Like Toluca Lake in Burbank, CA, this beach was behind locked gates. Apple maps was unaware that I was not one of the privileged, so it just took me to the locked gate.
I scanned around the map, found a public street that seemed to go to the park that the beach was a part of, so off we went.
We found the park! But all six spaces were taken. I saw a little trail off the parking lot that went under a trestle bridge, consulted the map, and saw that there was another road close by running parallel. Perhaps there was yet another way in.
(See, I respect boundaries… but it doesn’t mean I stop looking for a break to get through them.)
Going up and around, I found the road and an area where a suspicious number of cars were parked. There was nothing around—no stores or houses, just a line of cars. Sure enough, as I drove by, I spied that trestle bridge. I circled back, parked with the others (we surely couldn't all get ticketed, could we?) and headed down the little path to the park that had access to the aptly named Hidden Beach.
The park was just a small children’s park with some kids’ equipment and a little open lawn before the path led down the hill to the beach.
Tucker watched two labs chasing balls in the ocean and cried a little, wanting to be included.
“Tucker, you hate the water. And you don’t play fetch. Let's walk the other way.”
“Tuck, they’re off leash, you don’t know if you’ll like them, and honestly, I’m a little tired. And so are you. We should head out to dinner.”
Tucker stood his ground; I leaned toward the beach’s exit, he leaned toward the dogs.
“Tucker, no,” I said calmly and envisioned us walking toward back up the hill. He acquiesced and followed along.
We took one more look at Hidden Beach before we headed up the incline.

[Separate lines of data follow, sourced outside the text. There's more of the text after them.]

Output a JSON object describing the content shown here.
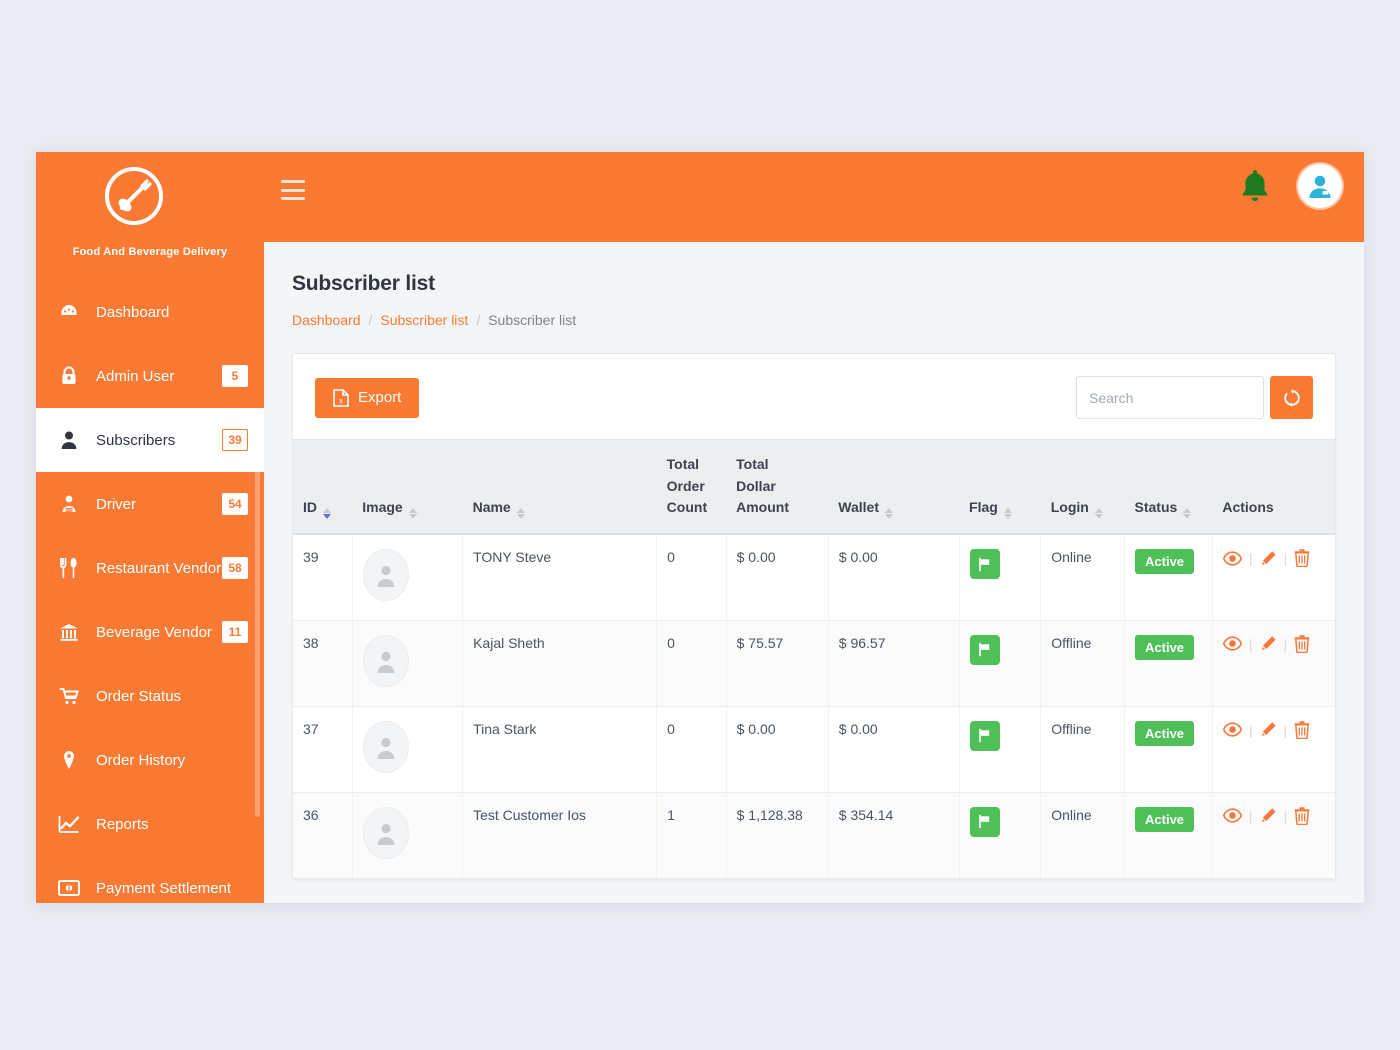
{
  "brand": {
    "name": "Food And Beverage Delivery",
    "logo_icon": "fork-spoon-circle-logo"
  },
  "topbar": {
    "menu_toggle_icon": "hamburger-icon",
    "notification_icon": "bell-icon",
    "profile_icon": "user-avatar-icon"
  },
  "sidebar": {
    "items": [
      {
        "label": "Dashboard",
        "icon": "dashboard-icon",
        "badge": "",
        "active": false
      },
      {
        "label": "Admin User",
        "icon": "lock-user-icon",
        "badge": "5",
        "active": false
      },
      {
        "label": "Subscribers",
        "icon": "user-icon",
        "badge": "39",
        "active": true
      },
      {
        "label": "Driver",
        "icon": "driver-icon",
        "badge": "54",
        "active": false
      },
      {
        "label": "Restaurant Vendor",
        "icon": "cutlery-icon",
        "badge": "58",
        "active": false
      },
      {
        "label": "Beverage Vendor",
        "icon": "bank-icon",
        "badge": "11",
        "active": false
      },
      {
        "label": "Order Status",
        "icon": "cart-icon",
        "badge": "",
        "active": false
      },
      {
        "label": "Order History",
        "icon": "map-pin-icon",
        "badge": "",
        "active": false
      },
      {
        "label": "Reports",
        "icon": "chart-line-icon",
        "badge": "",
        "active": false
      },
      {
        "label": "Payment Settlement",
        "icon": "money-icon",
        "badge": "",
        "active": false
      }
    ]
  },
  "page": {
    "title": "Subscriber list",
    "breadcrumb": [
      {
        "label": "Dashboard",
        "current": false
      },
      {
        "label": "Subscriber list",
        "current": false
      },
      {
        "label": "Subscriber list",
        "current": true
      }
    ],
    "breadcrumb_separator": "/"
  },
  "toolbar": {
    "export_label": "Export",
    "export_icon": "file-export-icon",
    "search_placeholder": "Search",
    "search_value": "",
    "refresh_icon": "refresh-icon"
  },
  "table": {
    "columns": [
      {
        "label": "ID",
        "sortable": true,
        "sorted": "desc"
      },
      {
        "label": "Image",
        "sortable": true,
        "sorted": ""
      },
      {
        "label": "Name",
        "sortable": true,
        "sorted": ""
      },
      {
        "label": "Total\nOrder\nCount",
        "sortable": false,
        "sorted": ""
      },
      {
        "label": "Total\nDollar\nAmount",
        "sortable": false,
        "sorted": ""
      },
      {
        "label": "Wallet",
        "sortable": true,
        "sorted": ""
      },
      {
        "label": "Flag",
        "sortable": true,
        "sorted": ""
      },
      {
        "label": "Login",
        "sortable": true,
        "sorted": ""
      },
      {
        "label": "Status",
        "sortable": true,
        "sorted": ""
      },
      {
        "label": "Actions",
        "sortable": false,
        "sorted": ""
      }
    ],
    "rows": [
      {
        "id": "39",
        "image": "avatar-placeholder",
        "name": "TONY Steve",
        "total_order_count": "0",
        "total_dollar_amount": "$ 0.00",
        "wallet": "$ 0.00",
        "flag": "flag-icon",
        "login": "Online",
        "login_state": "online",
        "status": "Active",
        "actions": [
          "view-icon",
          "edit-icon",
          "delete-icon"
        ]
      },
      {
        "id": "38",
        "image": "avatar-placeholder",
        "name": "Kajal Sheth",
        "total_order_count": "0",
        "total_dollar_amount": "$ 75.57",
        "wallet": "$ 96.57",
        "flag": "flag-icon",
        "login": "Offline",
        "login_state": "offline",
        "status": "Active",
        "actions": [
          "view-icon",
          "edit-icon",
          "delete-icon"
        ]
      },
      {
        "id": "37",
        "image": "avatar-placeholder",
        "name": "Tina Stark",
        "total_order_count": "0",
        "total_dollar_amount": "$ 0.00",
        "wallet": "$ 0.00",
        "flag": "flag-icon",
        "login": "Offline",
        "login_state": "offline",
        "status": "Active",
        "actions": [
          "view-icon",
          "edit-icon",
          "delete-icon"
        ]
      },
      {
        "id": "36",
        "image": "avatar-placeholder",
        "name": "Test Customer Ios",
        "total_order_count": "1",
        "total_dollar_amount": "$ 1,128.38",
        "wallet": "$ 354.14",
        "flag": "flag-icon",
        "login": "Online",
        "login_state": "online",
        "status": "Active",
        "actions": [
          "view-icon",
          "edit-icon",
          "delete-icon"
        ]
      }
    ]
  },
  "colors": {
    "brand_orange": "#fb7a33",
    "success_green": "#4fbf57",
    "online_green": "#86c56a",
    "offline_red": "#ef7a7a",
    "wallet_orange": "#f7783a",
    "page_background": "#eaebf4",
    "bell_green": "#1f7a1f",
    "avatar_cyan": "#29b6d8"
  }
}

A few second after sitting, literally only minutes after Tucker had begged to stay and play on the beach, he passed out.
Once in the truck, he had an hour to sleep before we reached our next destination: paying our respects to Methuselah, the great Redwood on Skyline Blvd.
Perhaps that’s one of the reasons I love the redwoods so much. They are individuals rising tall, and yet only do so through the support of others. And when one of them dies, when their time is over and they topple, they let go. They literally let go. They untangle their roots so as to not bring down the entire grove.
But life isn’t over even after they fall. New life begins in and on their trunk. Woodland animals make their homes in it, bacteria and insects eat away at the fibers, and the tree eventually adds nutrients to the soil, still contributing to the community that once helped it stand tall.
The Redwood grove is life. It is connection. It is the place I feel most at home. Perhaps I once was a part of this soil, or perhaps one day I will be. They say time is a construct and all that exists is this moment, and yet in this moment is all time.
I pondered all this as I sat, eating my birthday meal at Alice’s Restaurant while Tucker napped at my feet.
We traveled back to our tiny house along Skyline Blvd. It is a lot of forest, and a lot of open land as well, ocean view property although many miles away from it. We were lucky enough in timing that we were crossing through one of the open meadows when the sun took its final bow for the day.
I pulled over and watched it go, capturing its quick descent, and bidding the day farewell.
Life takes turns we don’t expect, but some of those turns are the most meaningful events and greatest gifts, sending us in directions we never fathomed. Certainly this beautiful furry soul was one of those unexpected turns and greatest gifts, and now I can't imagine life without him. With Tucker, I feel ready--and looking forward to--all the unexpected twists and turns that lay ahead on the trail. Not only because was he, himself, was a twist I never saw coming, but because I know he will always lead us to just where we need to be.